The Clearing House (TCH) launched the RTP® network in 2017—the first new payment rail in the U.S. in over forty years. Fraud is always a top-of-mind business concern with payments. However, the new payment rails themselves, such as RTP, are the most secure the country has seen. This will also be true for the upcoming real-time payments network from the Federal Reserve, the FedNowSM Service when it goes live in 2023. Since real-time payments are based on a credit push model, funds just can’t be pulled out of an account from an external party. The sender has to initiate the payment directly from their account, a design element of the networks meant to thwart various fraud schemes that benefit from a debit model. There are a ton of fraud prevention tools available and practices that are already in place. However, member education remains the most important prevention tool available. Here’s what credit unions should educate their account holders on to fight fraud.
Funds are irrevocable

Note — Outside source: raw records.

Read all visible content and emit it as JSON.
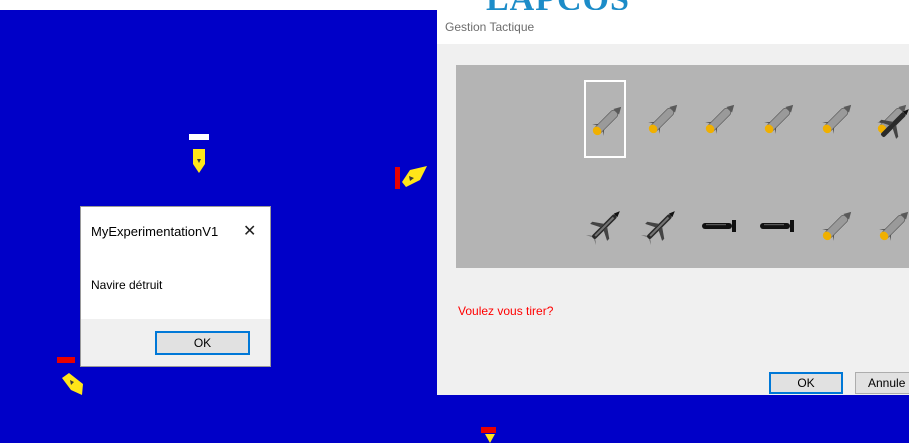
{
  "banner": {
    "text": "LAPCOS"
  },
  "colors": {
    "sea": "#0000c8",
    "ship": "#ffe619",
    "health_full": "#ffffff",
    "health_low": "#e80000",
    "warning_text": "#ff0000",
    "focus_border": "#0078d7"
  },
  "tactical_window": {
    "title": "Gestion Tactique",
    "weapons_row1": [
      "missile-icon",
      "missile-icon",
      "missile-icon",
      "missile-icon",
      "missile-icon",
      "missile-icon",
      "cruise-missile-icon"
    ],
    "weapons_row2": [
      "cruise-missile-icon",
      "cruise-missile-icon",
      "torpedo-icon",
      "torpedo-icon",
      "missile-icon",
      "missile-icon"
    ],
    "selected_weapon_index": 0,
    "question": "Voulez vous tirer?",
    "ok_label": "OK",
    "cancel_label": "Annule"
  },
  "message_box": {
    "title": "MyExperimentationV1",
    "close_glyph": "✕",
    "message": "Navire détruit",
    "ok_label": "OK"
  },
  "ships": [
    {
      "name": "ship-north",
      "health_color": "#ffffff"
    },
    {
      "name": "ship-east",
      "health_color": "#e80000"
    },
    {
      "name": "ship-southwest",
      "health_color": "#e80000"
    },
    {
      "name": "ship-south",
      "health_color": "#e80000"
    }
  ]
}
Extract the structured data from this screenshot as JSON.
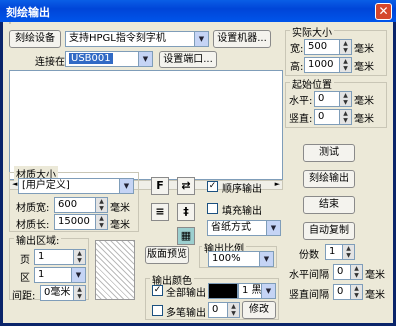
{
  "window": {
    "title": "刻绘输出",
    "close_glyph": "✕"
  },
  "device": {
    "button_label": "刻绘设备",
    "selected": "支持HPGL指令刻字机",
    "setup_label": "设置机器..."
  },
  "port": {
    "label": "连接在",
    "selected": "USB001",
    "setup_label": "设置端口..."
  },
  "actual_size": {
    "title": "实际大小",
    "width_label": "宽:",
    "width_value": "500",
    "height_label": "高:",
    "height_value": "1000",
    "unit": "毫米"
  },
  "start_pos": {
    "title": "起始位置",
    "h_label": "水平:",
    "h_value": "0",
    "v_label": "竖直:",
    "v_value": "0",
    "unit": "毫米"
  },
  "material": {
    "title": "材质大小",
    "preset": "[用户定义]",
    "width_label": "材质宽:",
    "width_value": "600",
    "length_label": "材质长:",
    "length_value": "15000",
    "unit": "毫米"
  },
  "options": {
    "order_label": "顺序输出",
    "order_checked": true,
    "fill_label": "填充输出",
    "fill_checked": false,
    "fill_mode": "省纸方式"
  },
  "output_area": {
    "title": "输出区域:",
    "page_label": "页",
    "page_value": "1",
    "area_label": "区",
    "area_value": "1",
    "spacing_label": "间距:",
    "spacing_value": "0毫米"
  },
  "preview_btn": "版面预览",
  "scale": {
    "title": "输出比例",
    "value": "100%"
  },
  "color": {
    "title": "输出颜色",
    "all_label": "全部输出",
    "all_checked": true,
    "color_name": "1 黑",
    "multi_label": "多笔输出",
    "multi_value": "0",
    "modify_label": "修改"
  },
  "actions": {
    "test": "测试",
    "output": "刻绘输出",
    "end": "结束",
    "auto": "自动复制"
  },
  "copies": {
    "count_label": "份数",
    "count_value": "1",
    "h_gap_label": "水平间隔",
    "h_gap_value": "0",
    "v_gap_label": "竖直间隔",
    "v_gap_value": "0",
    "unit": "毫米"
  },
  "colors": {
    "title_bar": "#0055ea",
    "dialog_bg": "#ece9d8",
    "button_face": "#f4f3ee"
  }
}
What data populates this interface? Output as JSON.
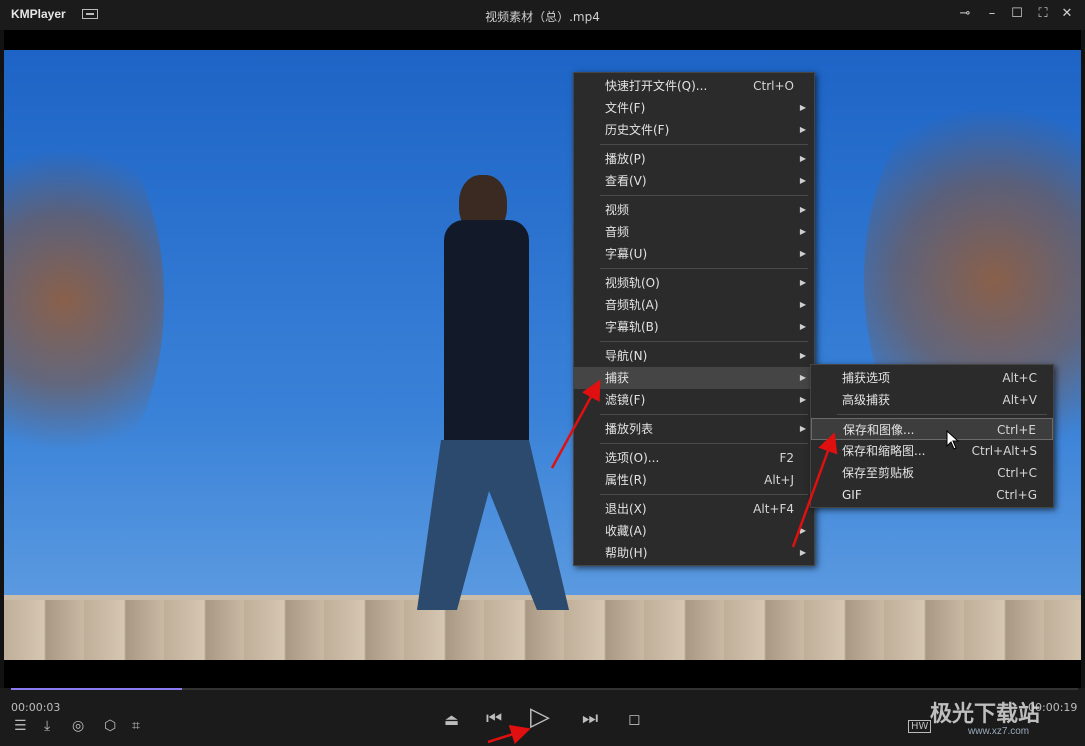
{
  "app": {
    "name": "KMPlayer",
    "title": "视频素材（总）.mp4"
  },
  "window_controls": [
    "pin-icon",
    "minimize-icon",
    "maximize-icon",
    "fullscreen-icon",
    "close-icon"
  ],
  "playback": {
    "current_time": "00:00:03",
    "total_time": "00:00:19",
    "progress_percent": 16
  },
  "main_menu": {
    "groups": [
      [
        {
          "label": "快速打开文件(Q)...",
          "shortcut": "Ctrl+O",
          "submenu": false
        },
        {
          "label": "文件(F)",
          "shortcut": "",
          "submenu": true
        },
        {
          "label": "历史文件(F)",
          "shortcut": "",
          "submenu": true
        }
      ],
      [
        {
          "label": "播放(P)",
          "shortcut": "",
          "submenu": true
        },
        {
          "label": "查看(V)",
          "shortcut": "",
          "submenu": true
        }
      ],
      [
        {
          "label": "视频",
          "shortcut": "",
          "submenu": true
        },
        {
          "label": "音频",
          "shortcut": "",
          "submenu": true
        },
        {
          "label": "字幕(U)",
          "shortcut": "",
          "submenu": true
        }
      ],
      [
        {
          "label": "视频轨(O)",
          "shortcut": "",
          "submenu": true
        },
        {
          "label": "音频轨(A)",
          "shortcut": "",
          "submenu": true
        },
        {
          "label": "字幕轨(B)",
          "shortcut": "",
          "submenu": true
        }
      ],
      [
        {
          "label": "导航(N)",
          "shortcut": "",
          "submenu": true
        },
        {
          "label": "捕获",
          "shortcut": "",
          "submenu": true,
          "highlighted": true
        },
        {
          "label": "滤镜(F)",
          "shortcut": "",
          "submenu": true
        }
      ],
      [
        {
          "label": "播放列表",
          "shortcut": "",
          "submenu": true
        }
      ],
      [
        {
          "label": "选项(O)...",
          "shortcut": "F2",
          "submenu": false
        },
        {
          "label": "属性(R)",
          "shortcut": "Alt+J",
          "submenu": false
        }
      ],
      [
        {
          "label": "退出(X)",
          "shortcut": "Alt+F4",
          "submenu": false
        },
        {
          "label": "收藏(A)",
          "shortcut": "",
          "submenu": true
        },
        {
          "label": "帮助(H)",
          "shortcut": "",
          "submenu": true
        }
      ]
    ]
  },
  "capture_submenu": {
    "groups": [
      [
        {
          "label": "捕获选项",
          "shortcut": "Alt+C"
        },
        {
          "label": "高级捕获",
          "shortcut": "Alt+V"
        }
      ],
      [
        {
          "label": "保存和图像...",
          "shortcut": "Ctrl+E",
          "highlighted": true
        },
        {
          "label": "保存和缩略图...",
          "shortcut": "Ctrl+Alt+S"
        },
        {
          "label": "保存至剪贴板",
          "shortcut": "Ctrl+C"
        },
        {
          "label": "GIF",
          "shortcut": "Ctrl+G"
        }
      ]
    ]
  },
  "watermark": {
    "text": "极光下载站",
    "sub": "www.xz7.com"
  },
  "colors": {
    "accent": "#8a7cf0",
    "annotation_red": "#e01010"
  }
}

With many legacy payment types, a member can recall a payment made in error before it’s cleared and settled, and in some cases up to 70 days after it has. Real-time payments happen in, well, real-time. So the payer cannot cancel the transaction and the funds are available for the payee to use or withdraw immediately. As with other payment types, but even more imperative in this case, members should therefore only initiate real-time payments to trusted recipients and triple-check that they have the correct information.
Credit unions don’t ask for login information out of the blue
It can’t be emphasized enough. Members need to know that their credit unions will never ask for online banking credentials through an outside channel, whether it be by phone, email, or text. Both members and businesses should know the signs of fraud, such as spelling errors, suspicious sender email addresses, and ‘urgent’ requests. Keep yourself aware of account activity at all times by taking advantage of account alerts. And, of course, login information should be secure and hard to guess.
Business Email Compromise (BEC)
CEO fraud and authentication fraud are top threats to real-time payments. Layered fraud approaches including matrix-based approvals, biometric-based credentials, and the use of tokens for releasing payments can help, and so can employee vigilance. Employees should automatically verify the source of a request for payment from suppliers and billers. Using templates for payments or approval matrix will keep fraud to a minimum.
Read Best Practices to Prevent Payment Fraud for more on fraud.